Work task:
Reproduce the entire listing below verbatim.
· · · · · · ·
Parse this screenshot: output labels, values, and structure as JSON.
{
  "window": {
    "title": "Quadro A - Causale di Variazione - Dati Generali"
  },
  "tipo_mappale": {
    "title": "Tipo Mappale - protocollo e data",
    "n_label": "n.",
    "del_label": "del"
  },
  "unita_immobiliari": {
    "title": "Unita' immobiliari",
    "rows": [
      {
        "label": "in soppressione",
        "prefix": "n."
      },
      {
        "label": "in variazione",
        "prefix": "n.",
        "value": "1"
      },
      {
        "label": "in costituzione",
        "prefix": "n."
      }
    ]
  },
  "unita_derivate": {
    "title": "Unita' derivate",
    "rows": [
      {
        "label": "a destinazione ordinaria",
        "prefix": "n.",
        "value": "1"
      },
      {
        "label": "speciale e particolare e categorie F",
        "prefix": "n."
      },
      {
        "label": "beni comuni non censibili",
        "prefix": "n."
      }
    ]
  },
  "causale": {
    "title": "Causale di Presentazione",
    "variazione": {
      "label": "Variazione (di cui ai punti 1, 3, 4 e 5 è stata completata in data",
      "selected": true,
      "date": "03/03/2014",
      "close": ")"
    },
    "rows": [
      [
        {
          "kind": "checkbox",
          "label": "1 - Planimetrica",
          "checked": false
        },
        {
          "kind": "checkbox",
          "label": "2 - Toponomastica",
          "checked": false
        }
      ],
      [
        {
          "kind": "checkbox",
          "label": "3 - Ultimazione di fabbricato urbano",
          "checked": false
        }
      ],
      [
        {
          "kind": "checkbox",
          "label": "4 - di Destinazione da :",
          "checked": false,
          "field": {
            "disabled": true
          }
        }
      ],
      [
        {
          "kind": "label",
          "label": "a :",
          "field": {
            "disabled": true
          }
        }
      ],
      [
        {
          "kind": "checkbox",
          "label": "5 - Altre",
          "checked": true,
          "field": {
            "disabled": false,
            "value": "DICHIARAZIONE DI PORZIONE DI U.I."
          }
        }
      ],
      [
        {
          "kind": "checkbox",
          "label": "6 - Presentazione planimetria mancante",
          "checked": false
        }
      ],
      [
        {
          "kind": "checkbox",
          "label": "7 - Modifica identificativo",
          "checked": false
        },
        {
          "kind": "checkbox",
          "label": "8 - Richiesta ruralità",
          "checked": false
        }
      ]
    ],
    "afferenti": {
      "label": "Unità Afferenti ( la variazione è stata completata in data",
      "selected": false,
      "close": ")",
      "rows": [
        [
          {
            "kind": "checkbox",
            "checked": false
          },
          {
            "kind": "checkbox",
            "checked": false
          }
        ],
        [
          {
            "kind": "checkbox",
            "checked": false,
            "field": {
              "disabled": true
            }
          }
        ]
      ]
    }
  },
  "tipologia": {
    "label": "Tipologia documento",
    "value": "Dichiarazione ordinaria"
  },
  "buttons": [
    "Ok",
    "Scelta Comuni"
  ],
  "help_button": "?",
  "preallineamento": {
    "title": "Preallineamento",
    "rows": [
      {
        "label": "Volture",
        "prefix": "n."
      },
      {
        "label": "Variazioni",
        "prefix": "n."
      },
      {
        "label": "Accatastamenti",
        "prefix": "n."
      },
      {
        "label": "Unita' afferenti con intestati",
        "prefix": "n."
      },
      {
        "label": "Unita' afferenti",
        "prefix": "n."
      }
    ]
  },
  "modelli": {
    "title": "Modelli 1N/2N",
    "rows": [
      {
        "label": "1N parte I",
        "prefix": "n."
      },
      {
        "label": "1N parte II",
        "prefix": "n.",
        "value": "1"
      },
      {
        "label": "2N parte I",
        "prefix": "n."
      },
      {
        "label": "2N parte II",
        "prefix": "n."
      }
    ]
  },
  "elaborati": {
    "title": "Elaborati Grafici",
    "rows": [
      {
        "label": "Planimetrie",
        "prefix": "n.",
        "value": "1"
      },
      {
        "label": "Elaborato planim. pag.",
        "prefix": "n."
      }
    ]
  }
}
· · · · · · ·
Task output:
Parse this screenshot: output labels, values, and structure as JSON.
{
  "window": {
    "title": "Quadro A - Causale di Variazione - Dati Generali"
  },
  "tipo_mappale": {
    "title": "Tipo Mappale - protocollo e data",
    "n_label": "n.",
    "del_label": "del"
  },
  "unita_immobiliari": {
    "title": "Unita' immobiliari",
    "rows": [
      {
        "label": "in soppressione",
        "prefix": "n."
      },
      {
        "label": "in variazione",
        "prefix": "n.",
        "value": "1"
      },
      {
        "label": "in costituzione",
        "prefix": "n."
      }
    ]
  },
  "unita_derivate": {
    "title": "Unita' derivate",
    "rows": [
      {
        "label": "a destinazione ordinaria",
        "prefix": "n.",
        "value": "1"
      },
      {
        "label": "speciale e particolare e categorie F",
        "prefix": "n."
      },
      {
        "label": "beni comuni non censibili",
        "prefix": "n."
      }
    ]
  },
  "causale": {
    "title": "Causale di Presentazione",
    "variazione": {
      "label": "Variazione (di cui ai punti 1, 3, 4 e 5 è stata completata in data",
      "selected": true,
      "date": "03/03/2014",
      "close": ")"
    },
    "rows": [
      [
        {
          "kind": "checkbox",
          "label": "1 - Planimetrica",
          "checked": false
        },
        {
          "kind": "checkbox",
          "label": "2 - Toponomastica",
          "checked": false
        }
      ],
      [
        {
          "kind": "checkbox",
          "label": "3 - Ultimazione di fabbricato urbano",
          "checked": false
        }
      ],
      [
        {
          "kind": "checkbox",
          "label": "4 - di Destinazione da :",
          "checked": false,
          "field": {
            "disabled": true
          }
        }
      ],
      [
        {
          "kind": "label",
          "label": "a :",
          "field": {
            "disabled": true
          }
        }
      ],
      [
        {
          "kind": "checkbox",
          "label": "5 - Altre",
          "checked": true,
          "field": {
            "disabled": false,
            "value": "DICHIARAZIONE DI PORZIONE DI U.I."
          }
        }
      ],
      [
        {
          "kind": "checkbox",
          "label": "6 - Presentazione planimetria mancante",
          "checked": false
        }
      ],
      [
        {
          "kind": "checkbox",
          "label": "7 - Modifica identificativo",
          "checked": false
        },
        {
          "kind": "checkbox",
          "label": "8 - Richiesta ruralità",
          "checked": false
        }
      ]
    ],
    "afferenti": {
      "label": "Unità Afferenti ( la variazione è stata completata in data",
      "selected": false,
      "close": ")",
      "rows": [
        [
          {
            "kind": "checkbox",
            "checked": false
          },
          {
            "kind": "checkbox",
            "checked": false
          }
        ],
        [
          {
            "kind": "checkbox",
            "checked": false,
            "field": {
              "disabled": true
            }
          }
        ]
      ]
    }
  },
  "tipologia": {
    "label": "Tipologia documento",
    "value": "Dichiarazione ordinaria"
  },
  "buttons": [
    "Ok",
    "Scelta Comuni"
  ],
  "help_button": "?",
  "preallineamento": {
    "title": "Preallineamento",
    "rows": [
      {
        "label": "Volture",
        "prefix": "n."
      },
      {
        "label": "Variazioni",
        "prefix": "n."
      },
      {
        "label": "Accatastamenti",
        "prefix": "n."
      },
      {
        "label": "Unita' afferenti con intestati",
        "prefix": "n."
      },
      {
        "label": "Unita' afferenti",
        "prefix": "n."
      }
    ]
  },
  "modelli": {
    "title": "Modelli 1N/2N",
    "rows": [
      {
        "label": "1N parte I",
        "prefix": "n."
      },
      {
        "label": "1N parte II",
        "prefix": "n.",
        "value": "1"
      },
      {
        "label": "2N parte I",
        "prefix": "n."
      },
      {
        "label": "2N parte II",
        "prefix": "n."
      }
    ]
  },
  "elaborati": {
    "title": "Elaborati Grafici",
    "rows": [
      {
        "label": "Planimetrie",
        "prefix": "n.",
        "value": "1"
      },
      {
        "label": "Elaborato planim. pag.",
        "prefix": "n."
      }
    ]
  }
}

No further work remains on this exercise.